The score very much suggests this sense of annoyance and clumsy imperfection. However, it is absolutely chilling music which makes you sway pleasantly and proceeds straight even though it leads to dissonant bass and a myriad of unexpected background noises.
Try to Shazam it: you’ll find out you are listening to “rightclick” by Mira Calix.
The track was originally composed for the short film but, good news for the fans, a few days ago Calix published utopia EP, which also features three brand new tracks that weren’t featured in the movie, but were always inspired by its feeling and sounds. Slow electronic drums with syncopated rhythms, broken vocal samples and many sounds from a definitely rich personal library are pasted together in a playful collage that at the same time aspires to and mocks the idea of perfection.

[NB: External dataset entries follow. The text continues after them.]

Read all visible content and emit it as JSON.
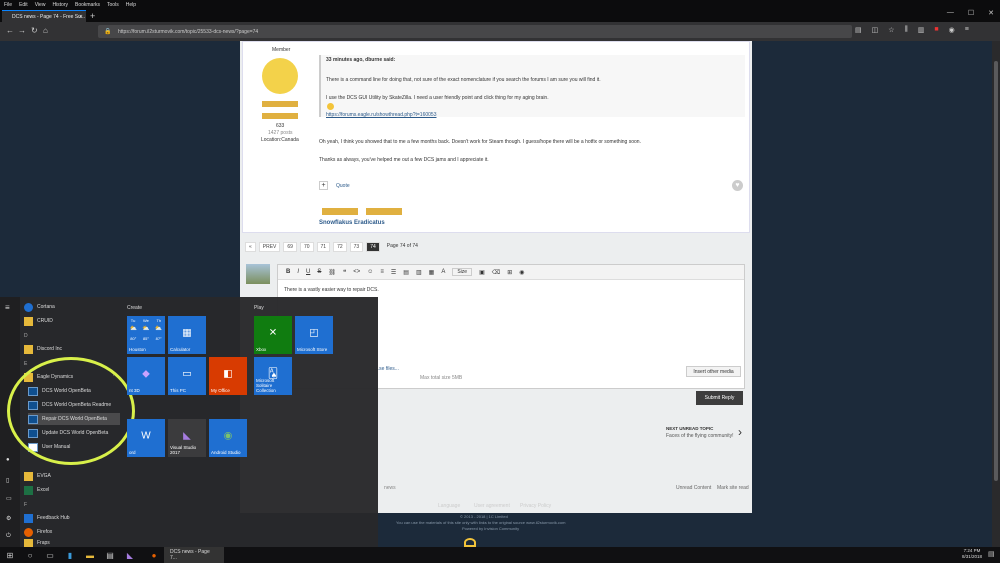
{
  "menu": {
    "items": [
      "File",
      "Edit",
      "View",
      "History",
      "Bookmarks",
      "Tools",
      "Help"
    ]
  },
  "tab": {
    "title": "DCS news - Page 74 - Free Su..."
  },
  "url": "https://forum.il2sturmovik.com/topic/25533-dcs-news/?page=74",
  "post": {
    "member": "Member",
    "points": "633",
    "posts": "1427 posts",
    "location": "Location:Canada",
    "quote_header": "33 minutes ago, dburne said:",
    "quote_line1": "There is a command line for doing that, not sure of the exact nomenclature if you search the forums I am sure you will find it.",
    "quote_line2": "I use the DCS GUI Utility by SkateZilla. I need a user friendly point and click thing for my aging brain.",
    "quote_link": "https://forums.eagle.ru/showthread.php?t=160053",
    "body1": "Oh yeah, I think you showed that to me a few months back. Doesn't work for Steam though. I guess/hope there will be a hotfix or something soon.",
    "body2": "Thanks as always, you've helped me out a few DCS jams and I appreciate it.",
    "quote_btn": "Quote",
    "sig_name": "Snowflakus Eradicatus"
  },
  "pager": {
    "prev": "PREV",
    "pages": [
      "69",
      "70",
      "71",
      "72",
      "73",
      "74"
    ],
    "current": "74",
    "label": "Page 74 of 74"
  },
  "editor": {
    "text": "There is a vastly easier way to repair DCS.",
    "attach_link": "...se files...",
    "attach_info": "Max total size 5MB",
    "insert_media": "Insert other media",
    "submit": "Submit Reply",
    "size_label": "Size"
  },
  "next": {
    "label": "NEXT UNREAD TOPIC",
    "title": "Faces of the flying community!"
  },
  "foot": {
    "language": "Language",
    "agreement": "User agreement",
    "privacy": "Privacy Policy",
    "copy1": "© 2013 - 2018 | 1C Limited",
    "copy2": "You can use the materials of this site only with links to the original source www.il2sturmovik.com",
    "copy3": "Powered by Invision Community",
    "unread": "Unread Content",
    "mark": "Mark site read",
    "news": "news"
  },
  "start": {
    "cortana": "Cortana",
    "cruid": "CRUID",
    "letter_d": "D",
    "discord": "Discord Inc",
    "letter_e": "E",
    "eagle": "Eagle Dynamics",
    "sub": [
      "DCS World OpenBeta",
      "DCS World OpenBeta Readme",
      "Repair DCS World OpenBeta",
      "Update DCS World OpenBeta",
      "User Manual"
    ],
    "evga": "EVGA",
    "excel": "Excel",
    "letter_f": "F",
    "feedback": "Feedback Hub",
    "firefox": "Firefox",
    "fraps": "Fraps",
    "create": "Create",
    "play": "Play",
    "weather": {
      "d1": "Tu",
      "d2": "We",
      "d3": "Th",
      "t1": "80°",
      "t2": "85°",
      "t3": "87°",
      "city": "Houston"
    },
    "tiles": {
      "calculator": "Calculator",
      "paint3d": "nt 3D",
      "thispc": "This PC",
      "myoffice": "My Office",
      "word": "ord",
      "vs": "Visual Studio 2017",
      "android": "Android Studio",
      "xbox": "Xbox",
      "store": "Microsoft Store",
      "solitaire": "Microsoft Solitaire Collection"
    }
  },
  "taskbar": {
    "app": "DCS news - Page 7...",
    "time": "7:24 PM",
    "date": "8/31/2018"
  }
}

It is a double comeback for the London based artist. Most evidently, a comeback to Warp Records, the cult label where she used to work as a publicist in the ’90s and that published most of her discography until 2008’s The Elephant In The Room: 3 Commissions. Secondly, a return to music “for music itself”, since in the past few years she mainly focused on music production for installation and other forms of art. However you look at it, it’s definitely a must listen between this month’s releases.
By Francesco Cellino
whiterose – Hostility of Nonsense
Album: Hostility of Nonsense
To start off, it is quite difficult to hurriedly catalogue Hostility of Nonsense by whiterose. It surely is a violent debut ep, sometimes primeval, sometimes futuristic, short and soaked in a dark and evocative atmosphere. As a matter of fact, sinister synths and horror soundtracks are cornerstones of this album.
In particular, it is really the sound itself that fascinates the most in this new debut chapter for the French producer. Beats are peculiarly calculated, influenced by other genres such as extreme metal. This feature, giving an unusual vibe to the album, makes it very recognizable and unique. The solemn hi-hats of “Stable In The Field Of Love” resemble a lot the ones of a freezing cold extreme Norwegian record from the ’90s, but with electronic palpitations on obscure digital seabeds.
Lyrics are often screamed out in reverb, remotely à la Xasthur, even if well downsized and re-adapted. However, this is not a guitar-driven album at all, it is a proper electronic piece of work which moves along other lines, between glitch and deep basses, and exciting patterns that maintain the listener attention. With references to noise and deconstructed club; rigid, obscure but still melodic, it is a brief inexorable urge which resolves itself in 15 effective minutes. It does go further than expected and eventually leaves you wishing for more.
By Andrea Alfieri
Artwork by Francesco Battaglia